» SUPPLIED MATERIAL
/---
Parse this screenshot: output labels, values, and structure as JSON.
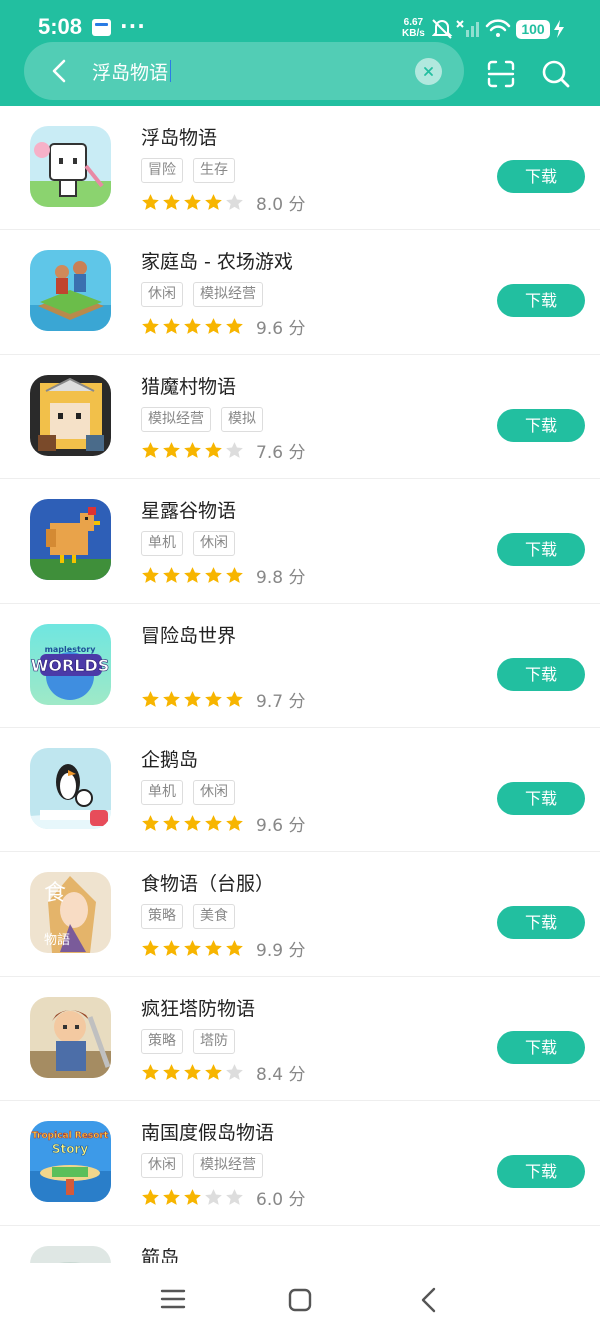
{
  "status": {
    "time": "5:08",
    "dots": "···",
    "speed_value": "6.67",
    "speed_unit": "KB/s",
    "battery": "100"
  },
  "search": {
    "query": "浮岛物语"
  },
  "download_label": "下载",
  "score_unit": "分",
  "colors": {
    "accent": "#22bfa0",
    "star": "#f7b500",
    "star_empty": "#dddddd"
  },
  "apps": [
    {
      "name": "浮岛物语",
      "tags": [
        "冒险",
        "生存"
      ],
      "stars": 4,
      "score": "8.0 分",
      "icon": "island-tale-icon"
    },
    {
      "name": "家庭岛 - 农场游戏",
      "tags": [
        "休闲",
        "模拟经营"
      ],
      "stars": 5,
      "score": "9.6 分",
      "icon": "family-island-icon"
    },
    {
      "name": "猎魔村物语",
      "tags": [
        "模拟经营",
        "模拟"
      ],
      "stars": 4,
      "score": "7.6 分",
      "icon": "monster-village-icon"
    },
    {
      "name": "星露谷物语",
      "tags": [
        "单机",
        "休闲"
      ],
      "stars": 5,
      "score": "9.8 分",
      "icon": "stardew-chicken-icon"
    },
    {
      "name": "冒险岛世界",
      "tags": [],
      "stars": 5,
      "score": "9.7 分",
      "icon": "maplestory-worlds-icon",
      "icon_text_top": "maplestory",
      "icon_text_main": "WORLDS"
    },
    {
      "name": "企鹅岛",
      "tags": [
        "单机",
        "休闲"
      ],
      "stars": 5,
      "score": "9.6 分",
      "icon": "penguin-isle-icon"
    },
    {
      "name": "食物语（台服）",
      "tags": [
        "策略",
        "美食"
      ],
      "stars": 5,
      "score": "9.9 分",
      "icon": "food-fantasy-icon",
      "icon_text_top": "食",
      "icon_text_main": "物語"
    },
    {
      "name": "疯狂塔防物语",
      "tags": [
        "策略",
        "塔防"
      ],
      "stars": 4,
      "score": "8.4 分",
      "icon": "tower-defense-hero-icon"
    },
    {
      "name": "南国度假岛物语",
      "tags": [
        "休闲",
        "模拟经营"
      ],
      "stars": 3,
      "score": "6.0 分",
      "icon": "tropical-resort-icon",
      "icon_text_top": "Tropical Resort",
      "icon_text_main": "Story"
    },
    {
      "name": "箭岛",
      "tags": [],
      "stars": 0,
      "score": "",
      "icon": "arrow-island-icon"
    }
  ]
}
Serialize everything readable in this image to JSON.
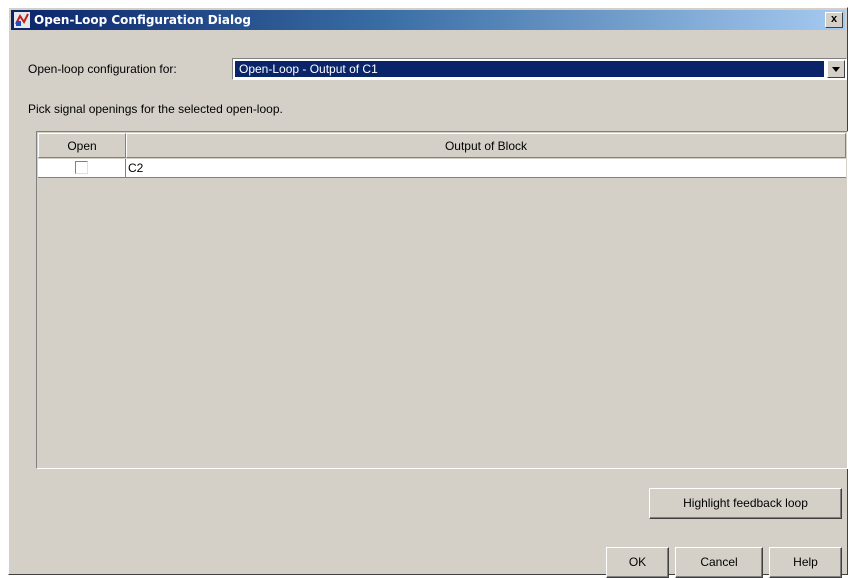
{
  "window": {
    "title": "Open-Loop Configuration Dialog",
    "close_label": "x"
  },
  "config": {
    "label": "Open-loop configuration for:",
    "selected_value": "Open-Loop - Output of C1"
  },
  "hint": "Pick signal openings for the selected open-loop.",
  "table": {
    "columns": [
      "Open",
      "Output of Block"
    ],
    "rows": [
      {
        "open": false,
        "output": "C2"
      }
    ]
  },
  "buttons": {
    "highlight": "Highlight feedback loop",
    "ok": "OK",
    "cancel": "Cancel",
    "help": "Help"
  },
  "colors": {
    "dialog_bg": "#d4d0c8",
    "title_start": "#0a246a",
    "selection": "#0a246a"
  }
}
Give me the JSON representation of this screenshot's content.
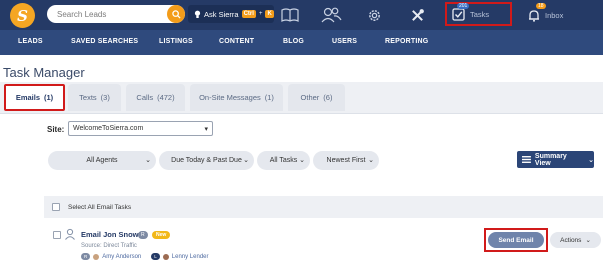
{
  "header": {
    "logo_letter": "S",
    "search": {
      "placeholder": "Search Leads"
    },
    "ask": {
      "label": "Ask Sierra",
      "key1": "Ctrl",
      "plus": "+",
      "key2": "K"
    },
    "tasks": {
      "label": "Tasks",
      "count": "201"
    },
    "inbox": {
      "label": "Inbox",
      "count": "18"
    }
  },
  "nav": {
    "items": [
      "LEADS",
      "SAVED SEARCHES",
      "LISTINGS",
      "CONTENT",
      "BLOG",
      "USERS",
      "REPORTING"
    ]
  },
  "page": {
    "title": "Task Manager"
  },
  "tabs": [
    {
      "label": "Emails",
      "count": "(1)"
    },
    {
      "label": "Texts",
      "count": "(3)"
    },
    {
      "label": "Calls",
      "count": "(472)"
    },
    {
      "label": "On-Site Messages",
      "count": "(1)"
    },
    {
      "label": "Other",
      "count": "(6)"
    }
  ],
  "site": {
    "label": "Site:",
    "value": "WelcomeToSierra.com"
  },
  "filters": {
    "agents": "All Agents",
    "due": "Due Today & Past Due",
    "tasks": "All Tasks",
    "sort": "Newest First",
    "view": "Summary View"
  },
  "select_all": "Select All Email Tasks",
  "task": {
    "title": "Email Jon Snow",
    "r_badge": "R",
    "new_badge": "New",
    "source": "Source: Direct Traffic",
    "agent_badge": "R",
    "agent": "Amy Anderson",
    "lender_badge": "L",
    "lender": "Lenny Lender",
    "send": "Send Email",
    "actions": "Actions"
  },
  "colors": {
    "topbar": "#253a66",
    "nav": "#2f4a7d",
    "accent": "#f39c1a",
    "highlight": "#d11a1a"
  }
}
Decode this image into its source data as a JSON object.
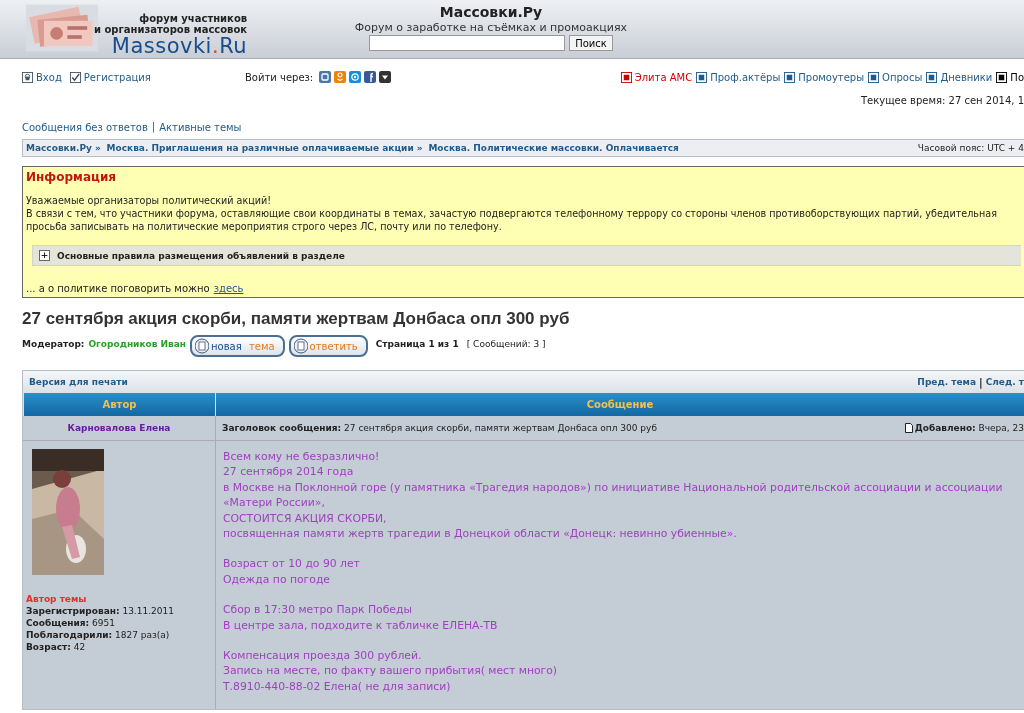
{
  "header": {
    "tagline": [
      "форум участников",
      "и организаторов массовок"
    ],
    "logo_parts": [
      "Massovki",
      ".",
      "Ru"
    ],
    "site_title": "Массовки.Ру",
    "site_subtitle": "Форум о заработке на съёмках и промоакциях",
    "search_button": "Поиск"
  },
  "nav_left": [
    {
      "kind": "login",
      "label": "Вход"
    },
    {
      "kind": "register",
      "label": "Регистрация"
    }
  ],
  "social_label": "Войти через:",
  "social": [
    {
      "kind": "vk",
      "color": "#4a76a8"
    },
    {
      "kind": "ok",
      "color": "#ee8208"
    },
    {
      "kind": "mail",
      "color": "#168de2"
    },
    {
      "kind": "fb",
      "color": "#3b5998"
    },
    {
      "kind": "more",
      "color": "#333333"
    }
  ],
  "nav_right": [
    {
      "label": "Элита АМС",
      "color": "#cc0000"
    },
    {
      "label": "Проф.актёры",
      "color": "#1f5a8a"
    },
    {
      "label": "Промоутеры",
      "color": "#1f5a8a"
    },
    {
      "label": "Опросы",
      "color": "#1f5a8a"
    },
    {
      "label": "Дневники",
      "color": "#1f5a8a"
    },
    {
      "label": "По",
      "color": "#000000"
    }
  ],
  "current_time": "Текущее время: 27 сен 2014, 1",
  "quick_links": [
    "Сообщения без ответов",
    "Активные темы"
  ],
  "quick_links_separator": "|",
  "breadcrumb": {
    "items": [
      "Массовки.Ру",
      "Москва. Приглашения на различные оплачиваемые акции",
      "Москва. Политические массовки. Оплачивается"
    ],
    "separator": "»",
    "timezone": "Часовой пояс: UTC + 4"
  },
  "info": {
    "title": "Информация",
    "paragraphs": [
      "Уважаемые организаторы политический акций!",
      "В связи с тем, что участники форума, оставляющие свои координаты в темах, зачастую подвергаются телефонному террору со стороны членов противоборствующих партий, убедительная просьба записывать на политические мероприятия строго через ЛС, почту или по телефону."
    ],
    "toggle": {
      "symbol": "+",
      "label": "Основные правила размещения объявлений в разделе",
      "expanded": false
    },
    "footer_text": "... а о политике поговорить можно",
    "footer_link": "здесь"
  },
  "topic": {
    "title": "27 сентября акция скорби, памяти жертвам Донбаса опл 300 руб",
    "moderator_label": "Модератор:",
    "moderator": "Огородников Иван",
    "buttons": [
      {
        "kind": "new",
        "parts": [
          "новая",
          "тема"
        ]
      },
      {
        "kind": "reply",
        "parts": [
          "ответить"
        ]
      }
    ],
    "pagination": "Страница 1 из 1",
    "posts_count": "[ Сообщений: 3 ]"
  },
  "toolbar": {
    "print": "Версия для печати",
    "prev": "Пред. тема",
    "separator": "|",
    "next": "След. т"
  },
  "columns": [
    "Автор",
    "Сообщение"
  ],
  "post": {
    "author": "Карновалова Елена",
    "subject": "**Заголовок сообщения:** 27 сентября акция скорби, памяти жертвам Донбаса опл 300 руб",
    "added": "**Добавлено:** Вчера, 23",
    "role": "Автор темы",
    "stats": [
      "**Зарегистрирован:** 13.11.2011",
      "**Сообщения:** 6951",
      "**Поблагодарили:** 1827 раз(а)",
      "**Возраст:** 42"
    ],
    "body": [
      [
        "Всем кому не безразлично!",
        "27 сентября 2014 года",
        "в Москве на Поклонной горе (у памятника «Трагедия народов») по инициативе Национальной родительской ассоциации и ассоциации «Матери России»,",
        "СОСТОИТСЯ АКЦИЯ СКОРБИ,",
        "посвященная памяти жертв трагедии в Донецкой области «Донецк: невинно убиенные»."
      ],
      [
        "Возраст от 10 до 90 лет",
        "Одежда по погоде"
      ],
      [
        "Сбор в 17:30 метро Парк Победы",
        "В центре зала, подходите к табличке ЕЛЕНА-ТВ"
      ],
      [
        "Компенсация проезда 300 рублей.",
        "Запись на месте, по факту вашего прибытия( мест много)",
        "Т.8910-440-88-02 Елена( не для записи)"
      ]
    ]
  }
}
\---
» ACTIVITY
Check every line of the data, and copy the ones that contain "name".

» WRITTEN ANSWER
      "name": "浮岛物语",
      "name": "家庭岛 - 农场游戏",
      "name": "猎魔村物语",
      "name": "星露谷物语",
      "name": "冒险岛世界",
      "name": "企鹅岛",
      "name": "食物语（台服）",
      "name": "疯狂塔防物语",
      "name": "南国度假岛物语",
      "name": "箭岛",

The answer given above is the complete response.